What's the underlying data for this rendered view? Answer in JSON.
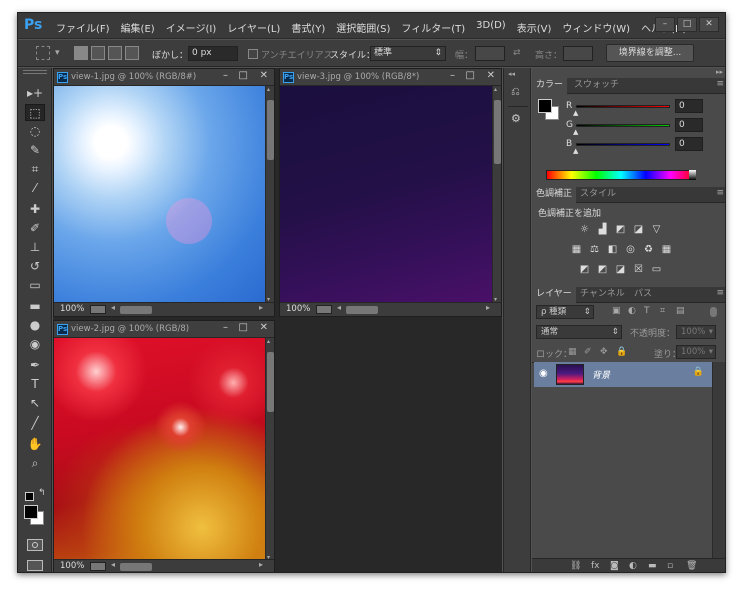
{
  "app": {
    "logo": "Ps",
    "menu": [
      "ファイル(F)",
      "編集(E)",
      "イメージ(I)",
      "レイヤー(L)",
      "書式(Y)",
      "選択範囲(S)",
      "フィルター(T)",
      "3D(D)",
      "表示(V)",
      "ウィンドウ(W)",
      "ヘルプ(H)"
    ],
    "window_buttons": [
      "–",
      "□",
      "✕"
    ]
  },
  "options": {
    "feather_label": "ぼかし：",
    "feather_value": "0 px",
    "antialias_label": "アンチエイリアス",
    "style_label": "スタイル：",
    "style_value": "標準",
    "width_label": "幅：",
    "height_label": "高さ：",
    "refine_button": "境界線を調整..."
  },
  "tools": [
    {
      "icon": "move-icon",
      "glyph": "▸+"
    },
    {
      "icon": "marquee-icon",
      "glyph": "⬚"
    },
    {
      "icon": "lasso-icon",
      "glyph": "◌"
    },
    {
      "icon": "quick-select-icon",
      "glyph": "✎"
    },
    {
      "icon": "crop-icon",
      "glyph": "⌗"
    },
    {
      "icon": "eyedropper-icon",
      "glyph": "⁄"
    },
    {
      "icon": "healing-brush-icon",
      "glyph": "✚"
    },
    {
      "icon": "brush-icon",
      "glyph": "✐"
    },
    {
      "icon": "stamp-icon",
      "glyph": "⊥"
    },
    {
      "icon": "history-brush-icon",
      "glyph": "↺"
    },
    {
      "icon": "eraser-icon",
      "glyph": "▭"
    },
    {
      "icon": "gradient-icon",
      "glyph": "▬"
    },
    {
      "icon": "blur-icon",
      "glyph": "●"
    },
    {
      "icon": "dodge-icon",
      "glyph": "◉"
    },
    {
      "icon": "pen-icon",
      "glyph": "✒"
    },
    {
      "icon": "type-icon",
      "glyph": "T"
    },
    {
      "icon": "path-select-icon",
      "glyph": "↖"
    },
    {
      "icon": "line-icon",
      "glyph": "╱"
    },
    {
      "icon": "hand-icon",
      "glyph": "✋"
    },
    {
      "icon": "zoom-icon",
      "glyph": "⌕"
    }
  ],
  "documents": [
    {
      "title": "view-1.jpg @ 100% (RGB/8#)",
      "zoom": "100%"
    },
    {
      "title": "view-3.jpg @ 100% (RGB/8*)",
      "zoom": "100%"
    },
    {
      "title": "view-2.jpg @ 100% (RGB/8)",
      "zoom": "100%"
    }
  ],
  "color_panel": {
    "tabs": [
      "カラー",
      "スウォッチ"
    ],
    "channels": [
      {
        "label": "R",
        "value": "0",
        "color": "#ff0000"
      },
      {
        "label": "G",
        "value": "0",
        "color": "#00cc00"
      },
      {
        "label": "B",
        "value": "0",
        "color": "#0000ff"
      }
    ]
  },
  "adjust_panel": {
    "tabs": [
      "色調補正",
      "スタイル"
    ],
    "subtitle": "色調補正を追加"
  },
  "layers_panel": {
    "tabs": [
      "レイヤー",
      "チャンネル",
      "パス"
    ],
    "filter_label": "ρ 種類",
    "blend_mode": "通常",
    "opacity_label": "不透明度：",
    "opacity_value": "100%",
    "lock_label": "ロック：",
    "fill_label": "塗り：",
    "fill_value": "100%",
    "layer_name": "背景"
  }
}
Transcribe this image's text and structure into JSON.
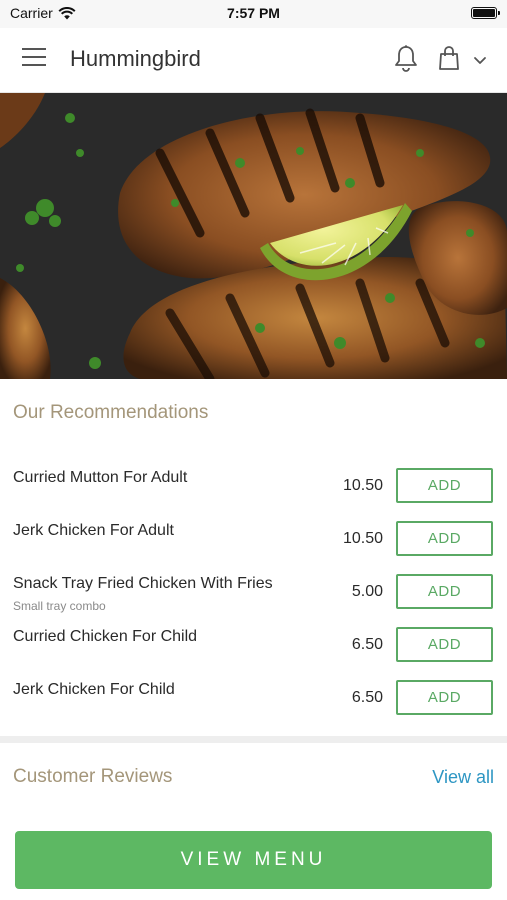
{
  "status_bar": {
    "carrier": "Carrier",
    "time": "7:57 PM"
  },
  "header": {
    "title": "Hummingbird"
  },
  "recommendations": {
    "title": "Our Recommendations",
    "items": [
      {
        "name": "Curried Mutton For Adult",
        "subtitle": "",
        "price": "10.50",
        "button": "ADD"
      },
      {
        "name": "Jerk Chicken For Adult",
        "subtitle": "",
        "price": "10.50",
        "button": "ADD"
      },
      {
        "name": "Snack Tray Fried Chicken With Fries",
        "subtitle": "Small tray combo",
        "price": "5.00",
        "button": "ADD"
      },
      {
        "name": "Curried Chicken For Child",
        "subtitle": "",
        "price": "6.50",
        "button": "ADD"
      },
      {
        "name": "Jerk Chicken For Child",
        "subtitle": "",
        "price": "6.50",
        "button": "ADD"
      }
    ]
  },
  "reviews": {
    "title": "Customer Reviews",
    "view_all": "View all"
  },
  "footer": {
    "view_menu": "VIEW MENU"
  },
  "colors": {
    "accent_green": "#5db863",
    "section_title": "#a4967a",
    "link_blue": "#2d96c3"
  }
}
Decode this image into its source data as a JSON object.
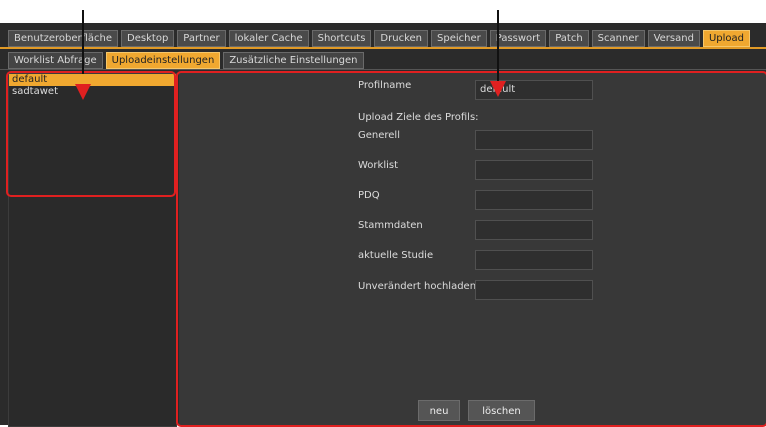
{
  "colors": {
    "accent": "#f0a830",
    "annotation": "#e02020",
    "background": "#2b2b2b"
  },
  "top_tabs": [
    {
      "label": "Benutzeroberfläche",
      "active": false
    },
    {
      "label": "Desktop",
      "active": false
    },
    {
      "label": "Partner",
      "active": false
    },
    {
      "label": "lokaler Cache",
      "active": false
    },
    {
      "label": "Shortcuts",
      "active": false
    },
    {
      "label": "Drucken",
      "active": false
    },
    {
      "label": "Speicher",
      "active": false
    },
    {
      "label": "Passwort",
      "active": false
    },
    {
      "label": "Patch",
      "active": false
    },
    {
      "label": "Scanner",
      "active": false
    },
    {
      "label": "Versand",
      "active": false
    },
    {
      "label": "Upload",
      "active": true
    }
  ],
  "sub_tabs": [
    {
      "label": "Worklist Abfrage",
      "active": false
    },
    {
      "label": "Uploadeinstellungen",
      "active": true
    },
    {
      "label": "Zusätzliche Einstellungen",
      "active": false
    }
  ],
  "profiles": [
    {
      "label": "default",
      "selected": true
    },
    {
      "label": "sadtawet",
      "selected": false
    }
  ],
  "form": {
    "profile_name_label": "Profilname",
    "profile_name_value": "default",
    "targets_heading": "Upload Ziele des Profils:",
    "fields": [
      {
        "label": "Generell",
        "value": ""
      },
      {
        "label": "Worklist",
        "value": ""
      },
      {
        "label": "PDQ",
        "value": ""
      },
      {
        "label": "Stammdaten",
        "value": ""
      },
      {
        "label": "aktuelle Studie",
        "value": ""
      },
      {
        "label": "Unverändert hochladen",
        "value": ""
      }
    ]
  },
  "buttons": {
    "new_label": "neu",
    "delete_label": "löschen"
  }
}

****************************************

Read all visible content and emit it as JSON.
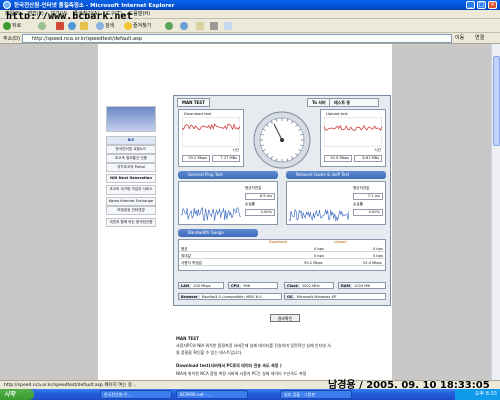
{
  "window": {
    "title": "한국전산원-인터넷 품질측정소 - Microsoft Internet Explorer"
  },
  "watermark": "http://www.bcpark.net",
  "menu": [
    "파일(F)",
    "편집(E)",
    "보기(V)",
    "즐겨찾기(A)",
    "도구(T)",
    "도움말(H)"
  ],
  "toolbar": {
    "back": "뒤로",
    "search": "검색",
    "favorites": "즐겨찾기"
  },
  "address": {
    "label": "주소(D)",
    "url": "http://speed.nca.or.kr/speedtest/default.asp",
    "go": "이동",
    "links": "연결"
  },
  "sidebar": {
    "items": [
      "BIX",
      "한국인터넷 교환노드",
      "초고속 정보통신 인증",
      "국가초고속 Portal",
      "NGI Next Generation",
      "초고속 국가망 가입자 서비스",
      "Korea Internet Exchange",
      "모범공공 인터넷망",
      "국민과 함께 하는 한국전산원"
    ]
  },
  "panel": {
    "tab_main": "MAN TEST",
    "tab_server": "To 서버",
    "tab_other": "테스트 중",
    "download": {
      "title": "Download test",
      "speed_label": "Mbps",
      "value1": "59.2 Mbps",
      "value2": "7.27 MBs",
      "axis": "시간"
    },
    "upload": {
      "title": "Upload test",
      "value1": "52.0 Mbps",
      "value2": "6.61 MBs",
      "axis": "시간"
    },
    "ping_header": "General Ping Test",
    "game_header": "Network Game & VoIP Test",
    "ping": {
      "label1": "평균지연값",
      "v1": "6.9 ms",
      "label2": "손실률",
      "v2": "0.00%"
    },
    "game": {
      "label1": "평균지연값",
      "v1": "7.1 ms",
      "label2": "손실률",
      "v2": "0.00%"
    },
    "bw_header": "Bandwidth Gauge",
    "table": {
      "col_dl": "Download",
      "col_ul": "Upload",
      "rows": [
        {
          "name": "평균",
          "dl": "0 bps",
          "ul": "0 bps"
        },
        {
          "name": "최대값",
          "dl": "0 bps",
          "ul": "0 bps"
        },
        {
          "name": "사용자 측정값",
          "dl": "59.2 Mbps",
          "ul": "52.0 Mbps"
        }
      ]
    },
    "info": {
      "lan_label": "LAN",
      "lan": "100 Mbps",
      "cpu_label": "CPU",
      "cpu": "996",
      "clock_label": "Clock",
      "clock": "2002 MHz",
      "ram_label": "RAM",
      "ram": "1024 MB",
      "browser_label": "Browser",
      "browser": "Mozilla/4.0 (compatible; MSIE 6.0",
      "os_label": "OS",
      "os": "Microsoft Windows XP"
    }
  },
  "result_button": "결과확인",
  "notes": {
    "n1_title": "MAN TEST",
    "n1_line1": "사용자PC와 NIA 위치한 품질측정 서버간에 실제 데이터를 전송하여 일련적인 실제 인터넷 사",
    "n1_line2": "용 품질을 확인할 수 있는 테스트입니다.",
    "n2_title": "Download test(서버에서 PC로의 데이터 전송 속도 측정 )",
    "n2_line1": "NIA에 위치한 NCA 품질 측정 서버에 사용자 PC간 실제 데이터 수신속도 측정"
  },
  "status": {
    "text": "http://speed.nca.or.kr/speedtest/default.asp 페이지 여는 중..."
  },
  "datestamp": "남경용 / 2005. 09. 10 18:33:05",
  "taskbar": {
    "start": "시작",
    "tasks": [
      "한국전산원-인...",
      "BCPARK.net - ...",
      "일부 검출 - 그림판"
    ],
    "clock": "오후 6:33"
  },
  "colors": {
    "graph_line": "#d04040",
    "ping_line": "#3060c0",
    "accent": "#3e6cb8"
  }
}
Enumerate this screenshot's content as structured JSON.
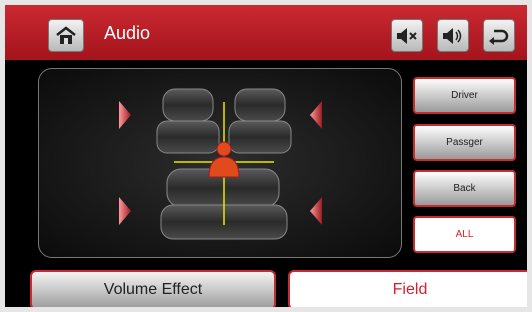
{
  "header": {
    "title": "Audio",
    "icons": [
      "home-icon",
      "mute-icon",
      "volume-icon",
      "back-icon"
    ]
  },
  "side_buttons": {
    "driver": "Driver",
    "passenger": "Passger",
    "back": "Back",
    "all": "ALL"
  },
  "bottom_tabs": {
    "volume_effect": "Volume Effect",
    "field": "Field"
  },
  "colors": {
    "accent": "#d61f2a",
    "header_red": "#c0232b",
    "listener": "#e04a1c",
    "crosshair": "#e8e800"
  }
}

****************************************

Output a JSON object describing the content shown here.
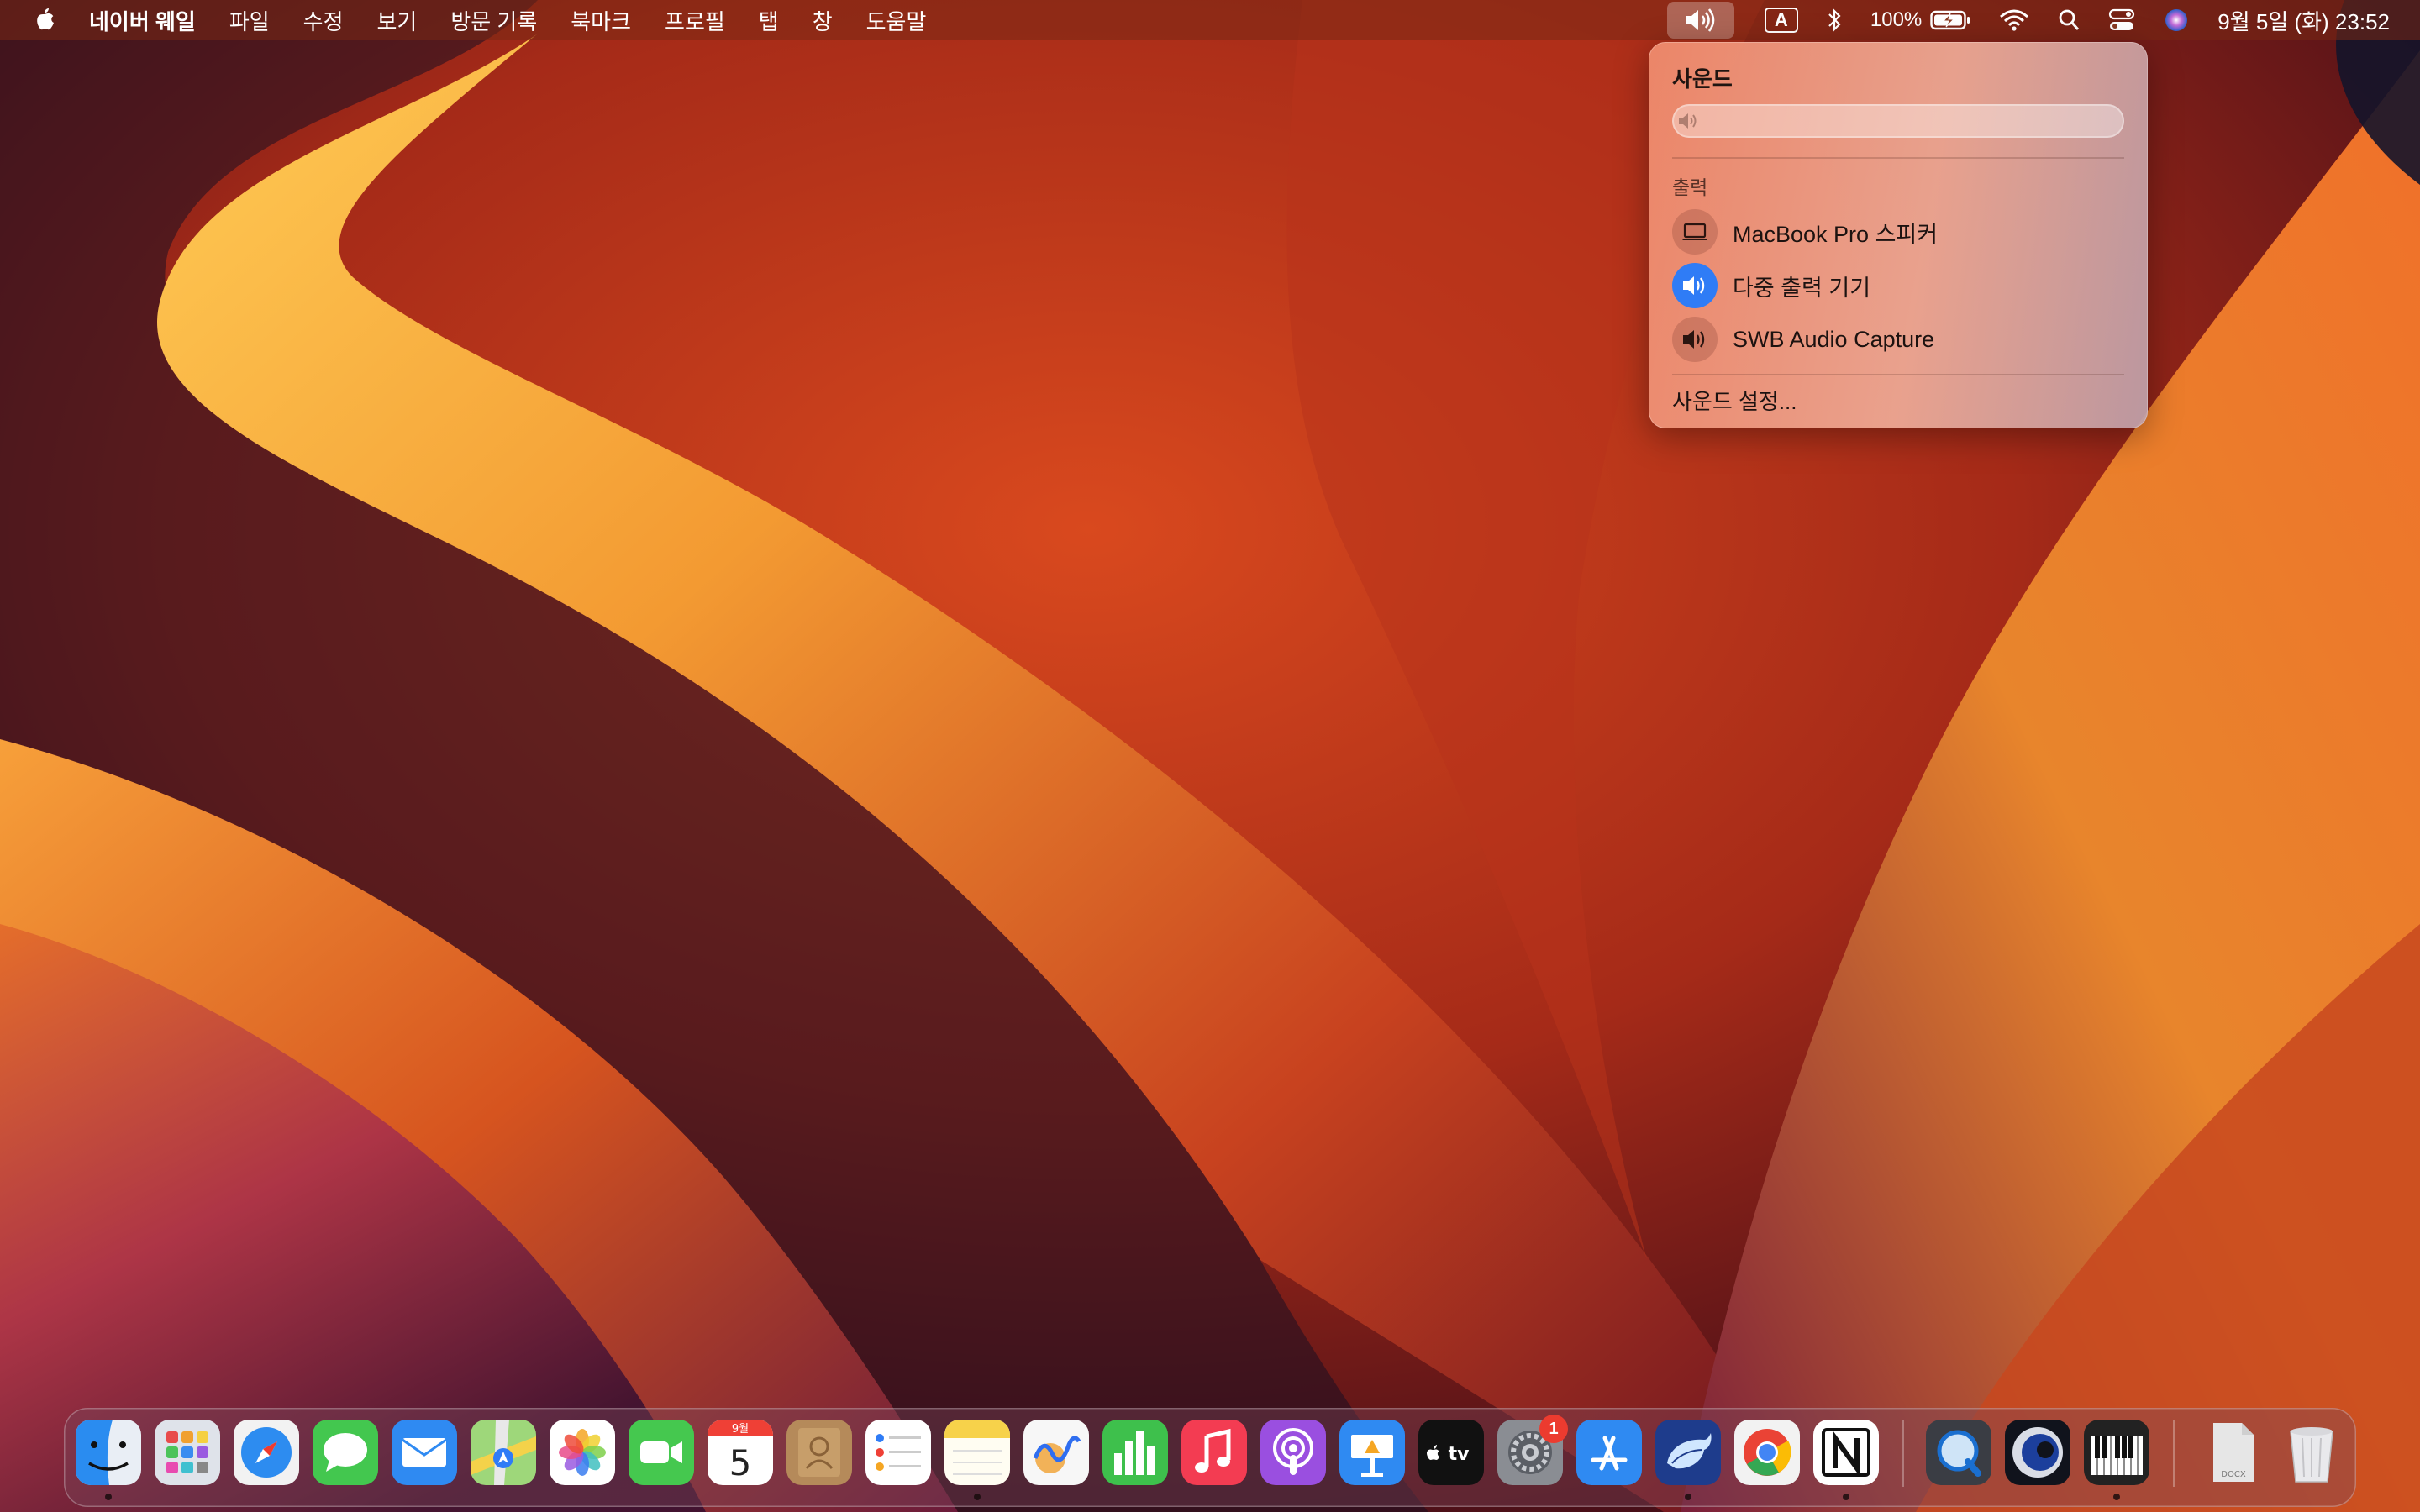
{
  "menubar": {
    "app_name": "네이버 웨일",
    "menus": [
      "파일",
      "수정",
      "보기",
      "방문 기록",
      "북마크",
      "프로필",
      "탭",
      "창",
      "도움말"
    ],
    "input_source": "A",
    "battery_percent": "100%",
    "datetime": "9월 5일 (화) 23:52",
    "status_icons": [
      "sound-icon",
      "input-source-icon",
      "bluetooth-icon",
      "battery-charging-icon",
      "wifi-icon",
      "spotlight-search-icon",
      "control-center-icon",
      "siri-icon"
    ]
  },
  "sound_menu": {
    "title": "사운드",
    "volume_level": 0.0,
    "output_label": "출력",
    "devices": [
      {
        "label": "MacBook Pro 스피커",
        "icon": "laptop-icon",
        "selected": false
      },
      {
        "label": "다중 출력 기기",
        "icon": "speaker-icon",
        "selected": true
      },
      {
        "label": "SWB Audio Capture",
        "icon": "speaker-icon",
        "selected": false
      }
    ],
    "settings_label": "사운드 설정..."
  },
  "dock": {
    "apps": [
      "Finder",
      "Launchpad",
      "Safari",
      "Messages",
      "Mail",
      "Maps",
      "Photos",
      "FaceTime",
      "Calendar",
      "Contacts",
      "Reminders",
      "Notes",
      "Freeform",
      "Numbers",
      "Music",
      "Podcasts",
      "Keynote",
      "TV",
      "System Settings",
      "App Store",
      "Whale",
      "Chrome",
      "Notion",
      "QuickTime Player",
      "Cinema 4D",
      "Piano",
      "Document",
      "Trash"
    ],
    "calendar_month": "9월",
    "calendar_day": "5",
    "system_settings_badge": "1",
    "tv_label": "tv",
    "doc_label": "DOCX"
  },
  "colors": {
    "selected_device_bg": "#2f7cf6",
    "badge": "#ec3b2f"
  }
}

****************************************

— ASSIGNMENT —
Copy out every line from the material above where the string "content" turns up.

— FINISHED EXERCISE —
Read all visible content and emit it as JSON.
Enumerate this screenshot's content as structured JSON.
Output a JSON object describing the content shown here.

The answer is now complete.